*** Extracted material ***

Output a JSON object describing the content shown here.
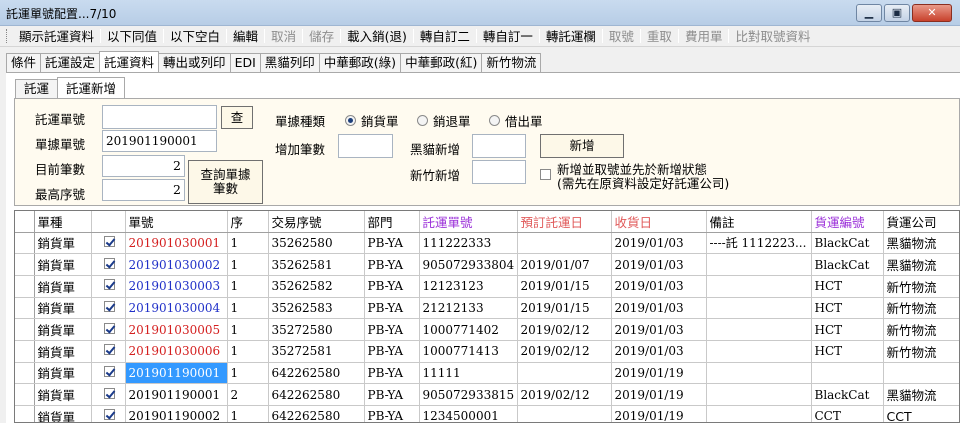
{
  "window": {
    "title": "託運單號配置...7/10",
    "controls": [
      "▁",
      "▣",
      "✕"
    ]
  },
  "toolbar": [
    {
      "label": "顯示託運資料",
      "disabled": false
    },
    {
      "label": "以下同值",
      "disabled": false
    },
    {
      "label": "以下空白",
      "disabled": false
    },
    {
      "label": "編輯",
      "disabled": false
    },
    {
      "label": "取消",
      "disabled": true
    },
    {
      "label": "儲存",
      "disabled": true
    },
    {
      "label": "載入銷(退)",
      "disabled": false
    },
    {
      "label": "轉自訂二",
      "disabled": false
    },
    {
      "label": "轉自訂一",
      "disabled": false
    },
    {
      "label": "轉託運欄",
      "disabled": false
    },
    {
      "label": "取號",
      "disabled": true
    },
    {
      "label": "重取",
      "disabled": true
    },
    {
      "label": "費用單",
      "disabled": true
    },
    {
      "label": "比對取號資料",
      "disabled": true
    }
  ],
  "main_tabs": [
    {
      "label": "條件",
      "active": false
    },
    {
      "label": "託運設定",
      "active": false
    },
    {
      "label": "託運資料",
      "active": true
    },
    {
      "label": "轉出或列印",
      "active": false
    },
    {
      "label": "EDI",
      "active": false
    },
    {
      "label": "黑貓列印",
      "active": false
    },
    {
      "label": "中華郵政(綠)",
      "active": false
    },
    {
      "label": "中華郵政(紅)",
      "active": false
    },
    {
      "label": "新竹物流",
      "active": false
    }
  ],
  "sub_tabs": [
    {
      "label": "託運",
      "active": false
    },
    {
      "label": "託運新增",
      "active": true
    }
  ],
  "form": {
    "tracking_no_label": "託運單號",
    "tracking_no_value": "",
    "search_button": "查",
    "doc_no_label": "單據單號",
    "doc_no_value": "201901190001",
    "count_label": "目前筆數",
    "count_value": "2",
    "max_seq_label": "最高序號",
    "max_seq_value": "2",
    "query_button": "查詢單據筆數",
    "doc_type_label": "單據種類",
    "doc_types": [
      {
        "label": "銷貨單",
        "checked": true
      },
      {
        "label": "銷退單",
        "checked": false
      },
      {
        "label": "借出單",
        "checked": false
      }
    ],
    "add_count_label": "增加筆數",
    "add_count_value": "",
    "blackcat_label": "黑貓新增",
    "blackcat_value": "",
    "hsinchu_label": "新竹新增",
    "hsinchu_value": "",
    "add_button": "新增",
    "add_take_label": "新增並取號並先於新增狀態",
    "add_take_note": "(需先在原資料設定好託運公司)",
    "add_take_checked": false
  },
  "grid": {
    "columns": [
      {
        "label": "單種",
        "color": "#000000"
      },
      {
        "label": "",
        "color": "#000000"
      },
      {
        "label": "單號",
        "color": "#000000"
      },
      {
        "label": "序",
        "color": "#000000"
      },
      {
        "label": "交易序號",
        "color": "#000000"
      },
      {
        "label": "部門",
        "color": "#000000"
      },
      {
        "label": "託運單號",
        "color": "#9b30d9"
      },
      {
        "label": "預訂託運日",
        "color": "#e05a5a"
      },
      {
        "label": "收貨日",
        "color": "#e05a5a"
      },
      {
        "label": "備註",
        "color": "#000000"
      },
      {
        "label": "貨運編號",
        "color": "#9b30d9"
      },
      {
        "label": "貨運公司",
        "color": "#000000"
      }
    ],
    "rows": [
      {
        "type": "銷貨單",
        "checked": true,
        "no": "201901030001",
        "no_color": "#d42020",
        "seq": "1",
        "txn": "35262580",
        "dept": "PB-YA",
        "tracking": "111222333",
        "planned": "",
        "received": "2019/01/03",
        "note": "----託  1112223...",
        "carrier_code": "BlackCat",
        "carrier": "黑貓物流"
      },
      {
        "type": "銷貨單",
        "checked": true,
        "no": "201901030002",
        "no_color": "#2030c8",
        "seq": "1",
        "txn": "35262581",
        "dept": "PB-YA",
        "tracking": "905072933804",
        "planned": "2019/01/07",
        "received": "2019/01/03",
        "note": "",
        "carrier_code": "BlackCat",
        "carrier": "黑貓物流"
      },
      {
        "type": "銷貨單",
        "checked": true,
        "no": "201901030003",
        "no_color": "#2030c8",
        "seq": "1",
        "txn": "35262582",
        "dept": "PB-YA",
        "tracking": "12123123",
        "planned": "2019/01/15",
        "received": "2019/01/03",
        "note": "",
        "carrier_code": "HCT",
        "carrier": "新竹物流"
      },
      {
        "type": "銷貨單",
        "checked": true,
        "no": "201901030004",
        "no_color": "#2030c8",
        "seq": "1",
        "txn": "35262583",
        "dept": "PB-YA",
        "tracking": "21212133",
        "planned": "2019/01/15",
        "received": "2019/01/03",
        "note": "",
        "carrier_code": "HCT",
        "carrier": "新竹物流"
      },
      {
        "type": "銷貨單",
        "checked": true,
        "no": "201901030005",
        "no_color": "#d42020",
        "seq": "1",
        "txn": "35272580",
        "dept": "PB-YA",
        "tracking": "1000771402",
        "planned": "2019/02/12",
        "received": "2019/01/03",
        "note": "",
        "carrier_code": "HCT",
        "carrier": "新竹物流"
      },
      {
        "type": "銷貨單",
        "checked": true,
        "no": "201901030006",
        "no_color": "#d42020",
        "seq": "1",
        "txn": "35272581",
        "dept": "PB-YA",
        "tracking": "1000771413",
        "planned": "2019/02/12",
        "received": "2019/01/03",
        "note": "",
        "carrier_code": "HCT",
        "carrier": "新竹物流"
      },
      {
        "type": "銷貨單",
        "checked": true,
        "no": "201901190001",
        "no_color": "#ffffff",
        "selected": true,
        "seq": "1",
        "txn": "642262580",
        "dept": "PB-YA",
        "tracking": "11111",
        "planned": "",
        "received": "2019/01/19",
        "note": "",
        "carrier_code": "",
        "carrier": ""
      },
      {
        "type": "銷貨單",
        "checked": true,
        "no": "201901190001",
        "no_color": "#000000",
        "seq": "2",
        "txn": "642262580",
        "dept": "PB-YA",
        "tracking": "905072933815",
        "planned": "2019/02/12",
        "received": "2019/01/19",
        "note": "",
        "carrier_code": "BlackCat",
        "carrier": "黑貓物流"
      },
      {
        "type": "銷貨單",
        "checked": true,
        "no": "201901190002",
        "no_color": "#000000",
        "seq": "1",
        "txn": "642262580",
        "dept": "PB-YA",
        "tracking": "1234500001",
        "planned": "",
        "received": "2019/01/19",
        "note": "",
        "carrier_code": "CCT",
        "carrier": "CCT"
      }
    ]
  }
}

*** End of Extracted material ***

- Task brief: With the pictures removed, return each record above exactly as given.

- Answer to the exercise:
Output a JSON object describing the content shown here.
{
  "window": {
    "title": "託運單號配置...7/10",
    "controls": [
      "▁",
      "▣",
      "✕"
    ]
  },
  "toolbar": [
    {
      "label": "顯示託運資料",
      "disabled": false
    },
    {
      "label": "以下同值",
      "disabled": false
    },
    {
      "label": "以下空白",
      "disabled": false
    },
    {
      "label": "編輯",
      "disabled": false
    },
    {
      "label": "取消",
      "disabled": true
    },
    {
      "label": "儲存",
      "disabled": true
    },
    {
      "label": "載入銷(退)",
      "disabled": false
    },
    {
      "label": "轉自訂二",
      "disabled": false
    },
    {
      "label": "轉自訂一",
      "disabled": false
    },
    {
      "label": "轉託運欄",
      "disabled": false
    },
    {
      "label": "取號",
      "disabled": true
    },
    {
      "label": "重取",
      "disabled": true
    },
    {
      "label": "費用單",
      "disabled": true
    },
    {
      "label": "比對取號資料",
      "disabled": true
    }
  ],
  "main_tabs": [
    {
      "label": "條件",
      "active": false
    },
    {
      "label": "託運設定",
      "active": false
    },
    {
      "label": "託運資料",
      "active": true
    },
    {
      "label": "轉出或列印",
      "active": false
    },
    {
      "label": "EDI",
      "active": false
    },
    {
      "label": "黑貓列印",
      "active": false
    },
    {
      "label": "中華郵政(綠)",
      "active": false
    },
    {
      "label": "中華郵政(紅)",
      "active": false
    },
    {
      "label": "新竹物流",
      "active": false
    }
  ],
  "sub_tabs": [
    {
      "label": "託運",
      "active": false
    },
    {
      "label": "託運新增",
      "active": true
    }
  ],
  "form": {
    "tracking_no_label": "託運單號",
    "tracking_no_value": "",
    "search_button": "查",
    "doc_no_label": "單據單號",
    "doc_no_value": "201901190001",
    "count_label": "目前筆數",
    "count_value": "2",
    "max_seq_label": "最高序號",
    "max_seq_value": "2",
    "query_button": "查詢單據筆數",
    "doc_type_label": "單據種類",
    "doc_types": [
      {
        "label": "銷貨單",
        "checked": true
      },
      {
        "label": "銷退單",
        "checked": false
      },
      {
        "label": "借出單",
        "checked": false
      }
    ],
    "add_count_label": "增加筆數",
    "add_count_value": "",
    "blackcat_label": "黑貓新增",
    "blackcat_value": "",
    "hsinchu_label": "新竹新增",
    "hsinchu_value": "",
    "add_button": "新增",
    "add_take_label": "新增並取號並先於新增狀態",
    "add_take_note": "(需先在原資料設定好託運公司)",
    "add_take_checked": false
  },
  "grid": {
    "columns": [
      {
        "label": "單種",
        "color": "#000000"
      },
      {
        "label": "",
        "color": "#000000"
      },
      {
        "label": "單號",
        "color": "#000000"
      },
      {
        "label": "序",
        "color": "#000000"
      },
      {
        "label": "交易序號",
        "color": "#000000"
      },
      {
        "label": "部門",
        "color": "#000000"
      },
      {
        "label": "託運單號",
        "color": "#9b30d9"
      },
      {
        "label": "預訂託運日",
        "color": "#e05a5a"
      },
      {
        "label": "收貨日",
        "color": "#e05a5a"
      },
      {
        "label": "備註",
        "color": "#000000"
      },
      {
        "label": "貨運編號",
        "color": "#9b30d9"
      },
      {
        "label": "貨運公司",
        "color": "#000000"
      }
    ],
    "rows": [
      {
        "type": "銷貨單",
        "checked": true,
        "no": "201901030001",
        "no_color": "#d42020",
        "seq": "1",
        "txn": "35262580",
        "dept": "PB-YA",
        "tracking": "111222333",
        "planned": "",
        "received": "2019/01/03",
        "note": "----託  1112223...",
        "carrier_code": "BlackCat",
        "carrier": "黑貓物流"
      },
      {
        "type": "銷貨單",
        "checked": true,
        "no": "201901030002",
        "no_color": "#2030c8",
        "seq": "1",
        "txn": "35262581",
        "dept": "PB-YA",
        "tracking": "905072933804",
        "planned": "2019/01/07",
        "received": "2019/01/03",
        "note": "",
        "carrier_code": "BlackCat",
        "carrier": "黑貓物流"
      },
      {
        "type": "銷貨單",
        "checked": true,
        "no": "201901030003",
        "no_color": "#2030c8",
        "seq": "1",
        "txn": "35262582",
        "dept": "PB-YA",
        "tracking": "12123123",
        "planned": "2019/01/15",
        "received": "2019/01/03",
        "note": "",
        "carrier_code": "HCT",
        "carrier": "新竹物流"
      },
      {
        "type": "銷貨單",
        "checked": true,
        "no": "201901030004",
        "no_color": "#2030c8",
        "seq": "1",
        "txn": "35262583",
        "dept": "PB-YA",
        "tracking": "21212133",
        "planned": "2019/01/15",
        "received": "2019/01/03",
        "note": "",
        "carrier_code": "HCT",
        "carrier": "新竹物流"
      },
      {
        "type": "銷貨單",
        "checked": true,
        "no": "201901030005",
        "no_color": "#d42020",
        "seq": "1",
        "txn": "35272580",
        "dept": "PB-YA",
        "tracking": "1000771402",
        "planned": "2019/02/12",
        "received": "2019/01/03",
        "note": "",
        "carrier_code": "HCT",
        "carrier": "新竹物流"
      },
      {
        "type": "銷貨單",
        "checked": true,
        "no": "201901030006",
        "no_color": "#d42020",
        "seq": "1",
        "txn": "35272581",
        "dept": "PB-YA",
        "tracking": "1000771413",
        "planned": "2019/02/12",
        "received": "2019/01/03",
        "note": "",
        "carrier_code": "HCT",
        "carrier": "新竹物流"
      },
      {
        "type": "銷貨單",
        "checked": true,
        "no": "201901190001",
        "no_color": "#ffffff",
        "selected": true,
        "seq": "1",
        "txn": "642262580",
        "dept": "PB-YA",
        "tracking": "11111",
        "planned": "",
        "received": "2019/01/19",
        "note": "",
        "carrier_code": "",
        "carrier": ""
      },
      {
        "type": "銷貨單",
        "checked": true,
        "no": "201901190001",
        "no_color": "#000000",
        "seq": "2",
        "txn": "642262580",
        "dept": "PB-YA",
        "tracking": "905072933815",
        "planned": "2019/02/12",
        "received": "2019/01/19",
        "note": "",
        "carrier_code": "BlackCat",
        "carrier": "黑貓物流"
      },
      {
        "type": "銷貨單",
        "checked": true,
        "no": "201901190002",
        "no_color": "#000000",
        "seq": "1",
        "txn": "642262580",
        "dept": "PB-YA",
        "tracking": "1234500001",
        "planned": "",
        "received": "2019/01/19",
        "note": "",
        "carrier_code": "CCT",
        "carrier": "CCT"
      }
    ]
  }
}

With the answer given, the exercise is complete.